On the other hand, you can remove the funds as you like—on a taxable basis.
What Are Other Canadian Home Buyer Incentives?
Canadians have two other incentives for purchasing their first home: The Home Buyer’s Plan (HBP) and the First-Time Home Buyer Incentive.
Home Buyer’s Plan. The HBP allows first-time home buyers to withdraw up to $35,000 from their RRSPs tax-free. However, the funds need to be repaid to your RRSP within 15 years’ time.
First-Time Home Buyer Incentive. This shared-equity mortgage with the Government of Canada allows eligible home buyers to reduce their down payment by 5% to 10%—depending on whether the home is a new build or a resale. This incentive must be paid back, within 25 years or when the home is sold.
Can I Use the FHSA and the Home Buyers Plan at the Same Time?
Thankfully, yes. So long as you meet the withdrawal requirements for the Home Buyer’s Plan (HBP) and the FHSA, you can use the funds from each.
Can I use the FHSA and the First-Time Home Buyer Incentive at the Same Time?
Definitely. The Federal Government—which offers the incentive—indicates that “traditional funds” such as RRSPs and savings accounts, are the types of funds usable with its program. Leveraging the HBP, FHSA and first-time incentive is a three-pronged approach that squeezes out the greatest amount of value for new homebuyers.
Frequently Asked Questions (FAQs)
Is the FHSA available in Canada?
As of April 1, 2023, the FHSA is technically available to Canadians. Note, however, that many banks and other financial institutions have not given concrete dates as to when they will actually offer it.
Who is eligible for FHSA in Canada?

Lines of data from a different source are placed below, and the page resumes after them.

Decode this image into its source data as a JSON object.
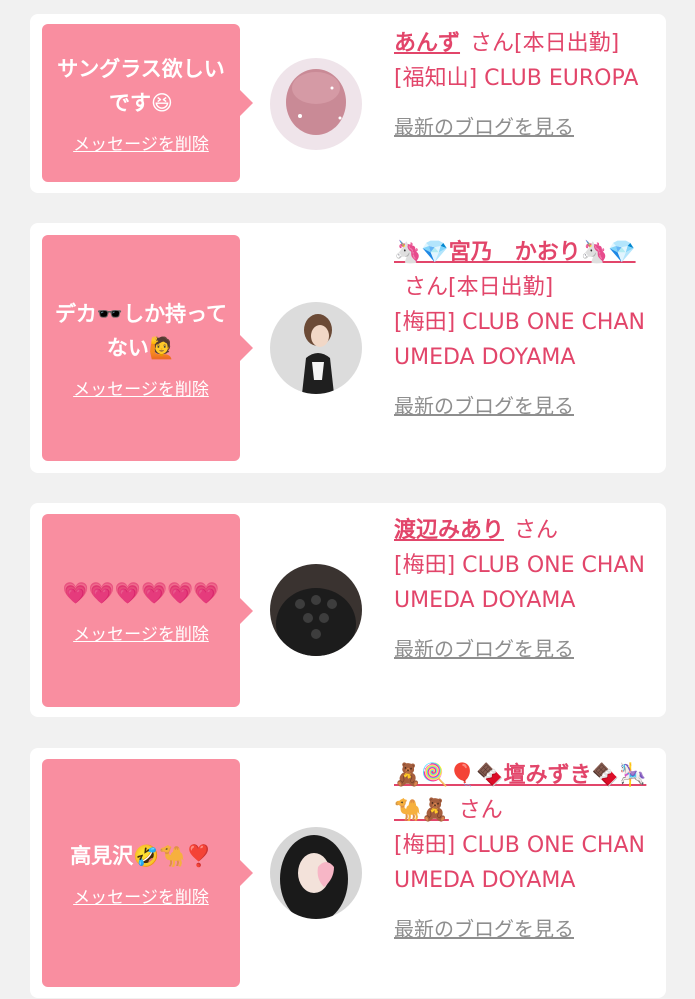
{
  "cards": [
    {
      "message": "サングラス欲しいです😆",
      "delete_label": "メッセージを削除",
      "name": "あんず",
      "honorific": "さん[本日出勤]",
      "shop": "[福知山] CLUB EUROPA",
      "blog_label": "最新のブログを見る"
    },
    {
      "message": "デカ🕶️しか持ってない🙋",
      "delete_label": "メッセージを削除",
      "name": "🦄💎宮乃　かおり🦄💎",
      "honorific": "さん[本日出勤]",
      "shop": "[梅田] CLUB ONE CHAN UMEDA DOYAMA",
      "blog_label": "最新のブログを見る"
    },
    {
      "message": "💗💗💗💗💗💗",
      "delete_label": "メッセージを削除",
      "name": "渡辺みあり",
      "honorific": "さん",
      "shop": "[梅田] CLUB ONE CHAN UMEDA DOYAMA",
      "blog_label": "最新のブログを見る"
    },
    {
      "message": "高見沢🤣🐪❣️",
      "delete_label": "メッセージを削除",
      "name": "🧸🍭🎈🍫壇みずき🍫🎠🐪🧸",
      "honorific": "さん",
      "shop": "[梅田] CLUB ONE CHAN UMEDA DOYAMA",
      "blog_label": "最新のブログを見る"
    }
  ],
  "colors": {
    "accent": "#e2456a",
    "bubble": "#f98ea0",
    "muted": "#8e8e8e",
    "background": "#f1f1f1"
  },
  "icons": {
    "avatar": "profile-photo"
  }
}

Anyone who is 18 years of age or older (subject to provincial legislation), a resident Canadian and has not purchased their first home within the last four years. Keep in mind that if you have a spouse or common-law partner, they cannot own your principal residence (where you currently live) for you to be eligible.

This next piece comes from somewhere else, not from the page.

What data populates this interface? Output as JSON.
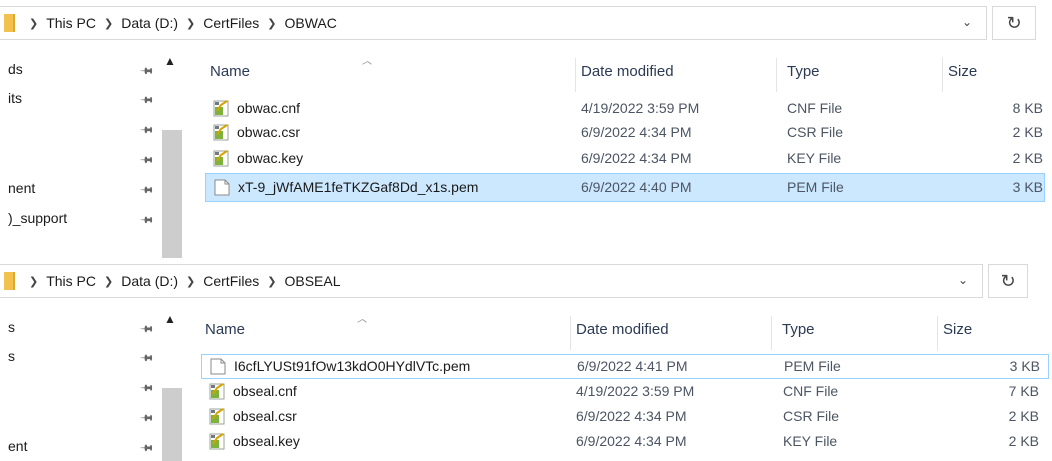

When can I open an FHSA account?
Technically the Canada Revenue Agency (CRA) announced FHSAs open to the public as of April 1, 2023, but few institutions are currently offering the savings plan . One institution that has been offering the account since April 1 is Questrade.
What is the difference between a TFSA and an FHSA?
There are two major differentiators. For one, the TFSA does not allow for tax-deductible contributions. Second, and more importantly, funds retained in a TFSA can be used for any purpose tax-free. Funds from an FHSA can only be used towards a home to be tax-exempt.